Updated: 5:54 p.m.
The federal bailout of Fannie Mae and Freddie Mac could more than double to as much as $363 billion within the next three years, according to an estimate by their regulator.
The Federal Housing Finance Agency found that taxpayers could be on the hook for $221 billion to $363 billion through 2013. It used three scenarios to project losses for the mortgage giants, which were taken over by the federal government in September 2008 during the financial crisis.
Treasury has already pumped $148 billion into the two enterprises, which play a vital role by owning or guaranteeing more than half of the home loans on the market. But administration officials said that the worst is over for both mortgage giants, and predicted that taxpayers will get some of the bailout money back.
Edward DeMarco, acting director of the Federal Housing Finance Agency, said that the losses are primarily from faulty loans that the two bought before they were taken over.
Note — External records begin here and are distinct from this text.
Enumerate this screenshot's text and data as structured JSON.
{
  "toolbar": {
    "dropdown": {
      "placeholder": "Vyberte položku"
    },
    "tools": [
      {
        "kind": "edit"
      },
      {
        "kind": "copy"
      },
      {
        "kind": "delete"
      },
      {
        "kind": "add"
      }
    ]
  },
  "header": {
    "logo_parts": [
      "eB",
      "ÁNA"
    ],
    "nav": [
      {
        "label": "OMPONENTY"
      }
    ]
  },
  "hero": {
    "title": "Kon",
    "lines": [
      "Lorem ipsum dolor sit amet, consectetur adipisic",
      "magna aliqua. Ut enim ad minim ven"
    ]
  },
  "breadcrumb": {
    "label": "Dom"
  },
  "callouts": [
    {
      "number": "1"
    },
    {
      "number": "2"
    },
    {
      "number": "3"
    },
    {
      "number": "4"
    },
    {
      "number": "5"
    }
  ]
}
In future years, the costs will be attributed to dividend payments to Treasury's preferred stock it has taken in Fannie and Freddie, meaning that much of the paid-out funds would ultimately go back to the federal government.
If the dividend payments were excluded, the losses would range from $142 billion to $259 billion.
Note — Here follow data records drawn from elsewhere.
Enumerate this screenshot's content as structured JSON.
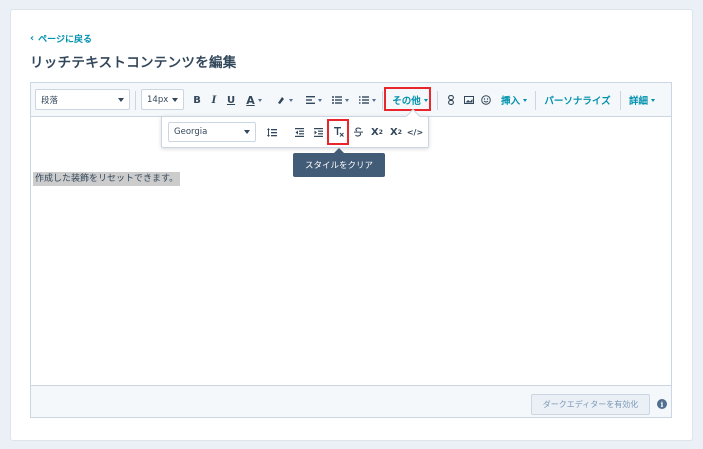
{
  "nav": {
    "back_label": "ページに戻る"
  },
  "page": {
    "title": "リッチテキストコンテンツを編集"
  },
  "toolbar": {
    "paragraph_select": "段落",
    "font_size_select": "14px",
    "bold": "B",
    "italic": "I",
    "underline": "U",
    "text_color": "A",
    "more_label": "その他",
    "insert_label": "挿入",
    "personalize_label": "パーソナライズ",
    "advanced_label": "詳細"
  },
  "popover": {
    "font_select": "Georgia",
    "superscript": "X",
    "subscript": "X",
    "code_label": "</>"
  },
  "tooltip": {
    "text": "スタイルをクリア"
  },
  "content": {
    "text": "作成した装飾をリセットできます。"
  },
  "footer": {
    "dark_editor_button": "ダークエディターを有効化",
    "info_glyph": "i"
  },
  "colors": {
    "accent": "#0091ae",
    "highlight": "#e8262b",
    "tooltip_bg": "#425b76"
  }
}
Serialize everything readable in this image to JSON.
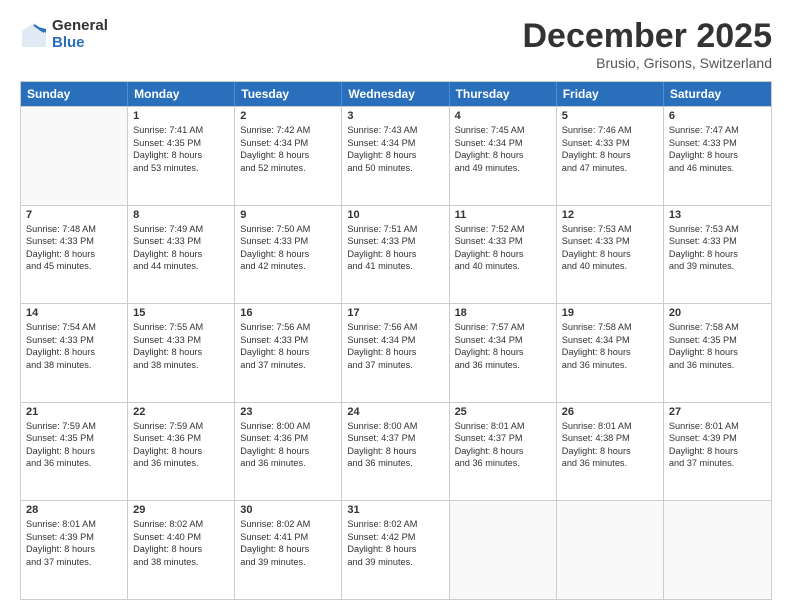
{
  "logo": {
    "general": "General",
    "blue": "Blue"
  },
  "title": "December 2025",
  "subtitle": "Brusio, Grisons, Switzerland",
  "days": [
    "Sunday",
    "Monday",
    "Tuesday",
    "Wednesday",
    "Thursday",
    "Friday",
    "Saturday"
  ],
  "weeks": [
    [
      {
        "day": "",
        "empty": true
      },
      {
        "day": "1",
        "sunrise": "7:41 AM",
        "sunset": "4:35 PM",
        "daylight": "8 hours and 53 minutes."
      },
      {
        "day": "2",
        "sunrise": "7:42 AM",
        "sunset": "4:34 PM",
        "daylight": "8 hours and 52 minutes."
      },
      {
        "day": "3",
        "sunrise": "7:43 AM",
        "sunset": "4:34 PM",
        "daylight": "8 hours and 50 minutes."
      },
      {
        "day": "4",
        "sunrise": "7:45 AM",
        "sunset": "4:34 PM",
        "daylight": "8 hours and 49 minutes."
      },
      {
        "day": "5",
        "sunrise": "7:46 AM",
        "sunset": "4:33 PM",
        "daylight": "8 hours and 47 minutes."
      },
      {
        "day": "6",
        "sunrise": "7:47 AM",
        "sunset": "4:33 PM",
        "daylight": "8 hours and 46 minutes."
      }
    ],
    [
      {
        "day": "7",
        "sunrise": "7:48 AM",
        "sunset": "4:33 PM",
        "daylight": "8 hours and 45 minutes."
      },
      {
        "day": "8",
        "sunrise": "7:49 AM",
        "sunset": "4:33 PM",
        "daylight": "8 hours and 44 minutes."
      },
      {
        "day": "9",
        "sunrise": "7:50 AM",
        "sunset": "4:33 PM",
        "daylight": "8 hours and 42 minutes."
      },
      {
        "day": "10",
        "sunrise": "7:51 AM",
        "sunset": "4:33 PM",
        "daylight": "8 hours and 41 minutes."
      },
      {
        "day": "11",
        "sunrise": "7:52 AM",
        "sunset": "4:33 PM",
        "daylight": "8 hours and 40 minutes."
      },
      {
        "day": "12",
        "sunrise": "7:53 AM",
        "sunset": "4:33 PM",
        "daylight": "8 hours and 40 minutes."
      },
      {
        "day": "13",
        "sunrise": "7:53 AM",
        "sunset": "4:33 PM",
        "daylight": "8 hours and 39 minutes."
      }
    ],
    [
      {
        "day": "14",
        "sunrise": "7:54 AM",
        "sunset": "4:33 PM",
        "daylight": "8 hours and 38 minutes."
      },
      {
        "day": "15",
        "sunrise": "7:55 AM",
        "sunset": "4:33 PM",
        "daylight": "8 hours and 38 minutes."
      },
      {
        "day": "16",
        "sunrise": "7:56 AM",
        "sunset": "4:33 PM",
        "daylight": "8 hours and 37 minutes."
      },
      {
        "day": "17",
        "sunrise": "7:56 AM",
        "sunset": "4:34 PM",
        "daylight": "8 hours and 37 minutes."
      },
      {
        "day": "18",
        "sunrise": "7:57 AM",
        "sunset": "4:34 PM",
        "daylight": "8 hours and 36 minutes."
      },
      {
        "day": "19",
        "sunrise": "7:58 AM",
        "sunset": "4:34 PM",
        "daylight": "8 hours and 36 minutes."
      },
      {
        "day": "20",
        "sunrise": "7:58 AM",
        "sunset": "4:35 PM",
        "daylight": "8 hours and 36 minutes."
      }
    ],
    [
      {
        "day": "21",
        "sunrise": "7:59 AM",
        "sunset": "4:35 PM",
        "daylight": "8 hours and 36 minutes."
      },
      {
        "day": "22",
        "sunrise": "7:59 AM",
        "sunset": "4:36 PM",
        "daylight": "8 hours and 36 minutes."
      },
      {
        "day": "23",
        "sunrise": "8:00 AM",
        "sunset": "4:36 PM",
        "daylight": "8 hours and 36 minutes."
      },
      {
        "day": "24",
        "sunrise": "8:00 AM",
        "sunset": "4:37 PM",
        "daylight": "8 hours and 36 minutes."
      },
      {
        "day": "25",
        "sunrise": "8:01 AM",
        "sunset": "4:37 PM",
        "daylight": "8 hours and 36 minutes."
      },
      {
        "day": "26",
        "sunrise": "8:01 AM",
        "sunset": "4:38 PM",
        "daylight": "8 hours and 36 minutes."
      },
      {
        "day": "27",
        "sunrise": "8:01 AM",
        "sunset": "4:39 PM",
        "daylight": "8 hours and 37 minutes."
      }
    ],
    [
      {
        "day": "28",
        "sunrise": "8:01 AM",
        "sunset": "4:39 PM",
        "daylight": "8 hours and 37 minutes."
      },
      {
        "day": "29",
        "sunrise": "8:02 AM",
        "sunset": "4:40 PM",
        "daylight": "8 hours and 38 minutes."
      },
      {
        "day": "30",
        "sunrise": "8:02 AM",
        "sunset": "4:41 PM",
        "daylight": "8 hours and 39 minutes."
      },
      {
        "day": "31",
        "sunrise": "8:02 AM",
        "sunset": "4:42 PM",
        "daylight": "8 hours and 39 minutes."
      },
      {
        "day": "",
        "empty": true
      },
      {
        "day": "",
        "empty": true
      },
      {
        "day": "",
        "empty": true
      }
    ]
  ]
}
The study found that the two would need $221 billion in support under a "stronger near-term recovery." If housing prices stay on their current baseline path, the total would reach $238 billion. A "deeper second recession" in housing prices is projected to cost $363 billion.
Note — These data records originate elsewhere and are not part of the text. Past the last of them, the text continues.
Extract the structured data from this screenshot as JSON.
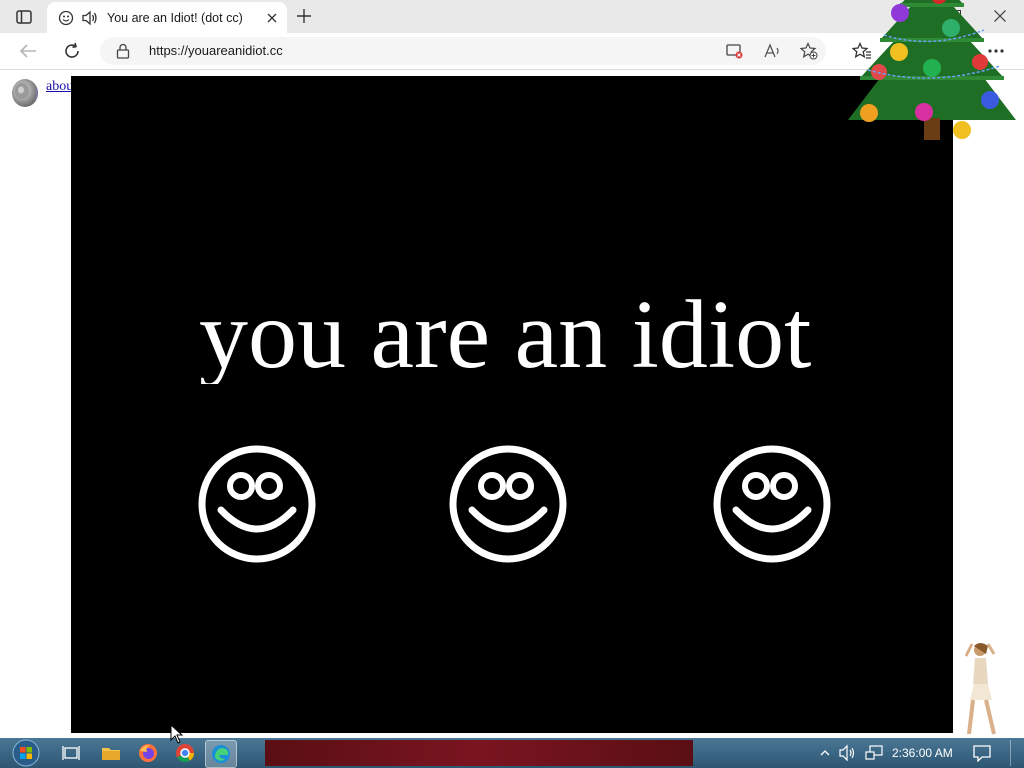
{
  "browser": {
    "tab": {
      "title": "You are an Idiot! (dot cc)"
    },
    "address_bar": {
      "url": "https://youareanidiot.cc"
    }
  },
  "page": {
    "about_link": "about flash",
    "headline": "you are an idiot",
    "smiley_count": 3
  },
  "taskbar": {
    "clock": "2:36:00 AM",
    "apps": [
      "task-view-icon",
      "file-explorer-icon",
      "firefox-icon",
      "chrome-icon",
      "edge-icon"
    ],
    "active_app": "edge-icon"
  },
  "icons": {
    "tab_actions": "tab-actions-icon",
    "favicon": "smiley-favicon-icon",
    "audio": "speaker-icon",
    "reading": "read-aloud-icon"
  },
  "colors": {
    "stage_background": "#000000",
    "headline_text": "#ffffff",
    "link": "#1a0dab",
    "tab_strip": "#e9e9e9"
  }
}
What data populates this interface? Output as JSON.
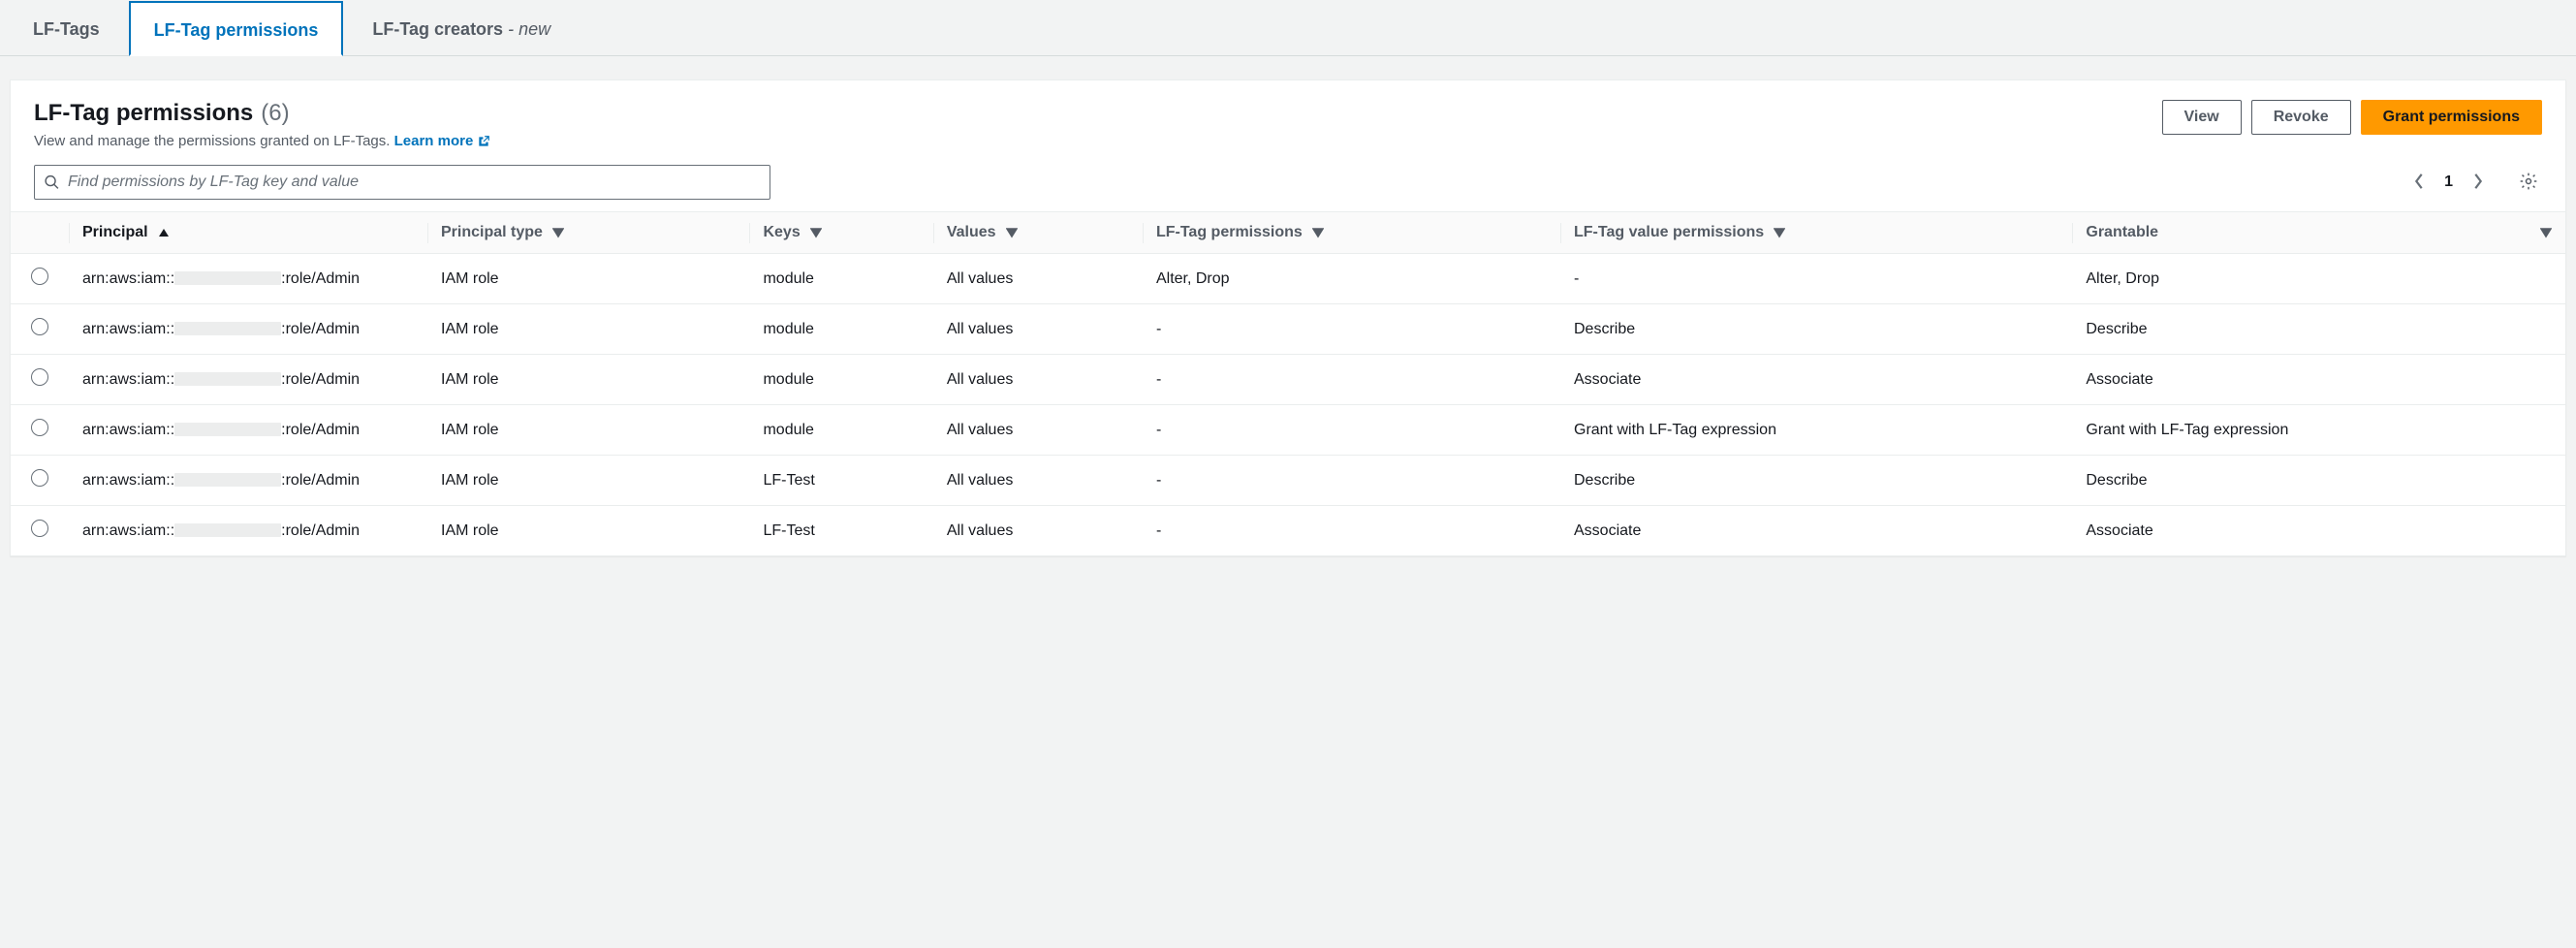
{
  "tabs": {
    "lftags": "LF-Tags",
    "permissions": "LF-Tag permissions",
    "creators": "LF-Tag creators",
    "creators_badge": "- new"
  },
  "header": {
    "title": "LF-Tag permissions",
    "count": "(6)",
    "subtitle": "View and manage the permissions granted on LF-Tags.",
    "learn_more": "Learn more"
  },
  "actions": {
    "view": "View",
    "revoke": "Revoke",
    "grant": "Grant permissions"
  },
  "search": {
    "placeholder": "Find permissions by LF-Tag key and value"
  },
  "pagination": {
    "page": "1"
  },
  "columns": {
    "principal": "Principal",
    "principal_type": "Principal type",
    "keys": "Keys",
    "values": "Values",
    "lftag_perms": "LF-Tag permissions",
    "lftag_value_perms": "LF-Tag value permissions",
    "grantable": "Grantable"
  },
  "rows": [
    {
      "principal_prefix": "arn:aws:iam::",
      "principal_suffix": ":role/Admin",
      "principal_type": "IAM role",
      "keys": "module",
      "values": "All values",
      "lftag_perms": "Alter, Drop",
      "lftag_value_perms": "-",
      "grantable": "Alter, Drop"
    },
    {
      "principal_prefix": "arn:aws:iam::",
      "principal_suffix": ":role/Admin",
      "principal_type": "IAM role",
      "keys": "module",
      "values": "All values",
      "lftag_perms": "-",
      "lftag_value_perms": "Describe",
      "grantable": "Describe"
    },
    {
      "principal_prefix": "arn:aws:iam::",
      "principal_suffix": ":role/Admin",
      "principal_type": "IAM role",
      "keys": "module",
      "values": "All values",
      "lftag_perms": "-",
      "lftag_value_perms": "Associate",
      "grantable": "Associate"
    },
    {
      "principal_prefix": "arn:aws:iam::",
      "principal_suffix": ":role/Admin",
      "principal_type": "IAM role",
      "keys": "module",
      "values": "All values",
      "lftag_perms": "-",
      "lftag_value_perms": "Grant with LF-Tag expression",
      "grantable": "Grant with LF-Tag expression"
    },
    {
      "principal_prefix": "arn:aws:iam::",
      "principal_suffix": ":role/Admin",
      "principal_type": "IAM role",
      "keys": "LF-Test",
      "values": "All values",
      "lftag_perms": "-",
      "lftag_value_perms": "Describe",
      "grantable": "Describe"
    },
    {
      "principal_prefix": "arn:aws:iam::",
      "principal_suffix": ":role/Admin",
      "principal_type": "IAM role",
      "keys": "LF-Test",
      "values": "All values",
      "lftag_perms": "-",
      "lftag_value_perms": "Associate",
      "grantable": "Associate"
    }
  ]
}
The Obama administration said the study reaffirms that that Fannie and Freddie have made great strides since they were placed in conservatorship, with the vast amount of the losses coming from loans issued from 2005 to 2007. Mortgages purchased within the past two years have required higher down payments and went to borrowers with higher credit scores.
"Today's projections show that in the most likely economic scenario, nearly 90 percent of the losses at Fannie Mae and Freddie Mac are already behind us, and that almost all of those losses are attributable to mortgages that were already on those businesses' books prior to the conservatorship," said Jeffrey Goldstein, Treasury Undersecretary for domestic finance.
A senior Treasury official said there are no plans to reexamine the dividend payment, which stands at 10 percent, unless it is within the context of a revamp of their operating structures.
Congress is gearing up to overhaul the housing finance system next year, with Republicans advocating privatization of Fannie and Freddie. Rep. Spencer Bachus, R-Ala., who is poised to take the gavel of the House Financial Services Committee if the GOP regains the House, has expressed skepticism of any new government guarantee for the home-loan market, a position that most industry groups back.
The administration will release its proposal in January amid indications that it will support some sort of government backstop, although vastly different from the current structure of the two.
Outside of its policy implications, the report has political consequences as voters go to the polls in 12 days for midterm elections. Republicans used the projections to argue that Fannie and Freddie are poster children for a bailout mentality that has prospered under the Obama administration.
"Taken together, Fannie and Freddie were the single, biggest driving force behind the financial collapse. And yet, the federal government continues to prop them up with one blank check after another. No matter what the final cost, the bailout of Fannie and Freddie will be by far the most expensive component of the federal government's intervention into the financial system," said Rep. Scott Garrett, R-N.J.
The report also overshadows efforts by Treasury, highlighting that costs of the Troubled Asset Relief Program are much less than expected, with a projected $50 billion loss from its overall $700 billion authorization.